* ASSIGNED TASK *
How many lines of these entries hold the string "fields"? Answer with the number alone.

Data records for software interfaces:
· · ·

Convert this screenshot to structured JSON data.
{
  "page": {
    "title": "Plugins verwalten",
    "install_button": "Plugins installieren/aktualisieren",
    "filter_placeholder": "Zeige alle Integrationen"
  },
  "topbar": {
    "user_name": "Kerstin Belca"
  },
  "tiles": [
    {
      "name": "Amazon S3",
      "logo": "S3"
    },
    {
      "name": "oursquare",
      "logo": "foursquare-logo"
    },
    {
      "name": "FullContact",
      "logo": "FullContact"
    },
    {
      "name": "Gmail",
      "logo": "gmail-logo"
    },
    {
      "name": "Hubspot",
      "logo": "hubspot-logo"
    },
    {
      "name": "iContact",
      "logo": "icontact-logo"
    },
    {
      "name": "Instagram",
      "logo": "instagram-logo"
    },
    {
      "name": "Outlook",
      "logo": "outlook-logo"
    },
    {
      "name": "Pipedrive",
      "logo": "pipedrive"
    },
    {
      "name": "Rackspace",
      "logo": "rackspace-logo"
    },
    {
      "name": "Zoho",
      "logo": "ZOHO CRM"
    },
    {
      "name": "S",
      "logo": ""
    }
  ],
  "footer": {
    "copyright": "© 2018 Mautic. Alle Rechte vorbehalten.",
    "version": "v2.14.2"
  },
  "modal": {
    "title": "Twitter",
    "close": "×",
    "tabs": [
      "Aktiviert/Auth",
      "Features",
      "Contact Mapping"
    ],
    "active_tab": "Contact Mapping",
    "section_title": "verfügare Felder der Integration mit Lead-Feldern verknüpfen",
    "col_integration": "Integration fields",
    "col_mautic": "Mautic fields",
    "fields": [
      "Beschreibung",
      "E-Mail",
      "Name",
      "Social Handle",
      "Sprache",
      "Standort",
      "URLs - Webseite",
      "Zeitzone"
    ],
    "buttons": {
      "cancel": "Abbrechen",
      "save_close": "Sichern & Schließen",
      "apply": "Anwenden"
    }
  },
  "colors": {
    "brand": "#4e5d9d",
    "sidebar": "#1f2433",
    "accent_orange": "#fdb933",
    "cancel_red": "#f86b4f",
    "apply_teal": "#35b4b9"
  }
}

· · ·

* REPLY TO THE TASK *
3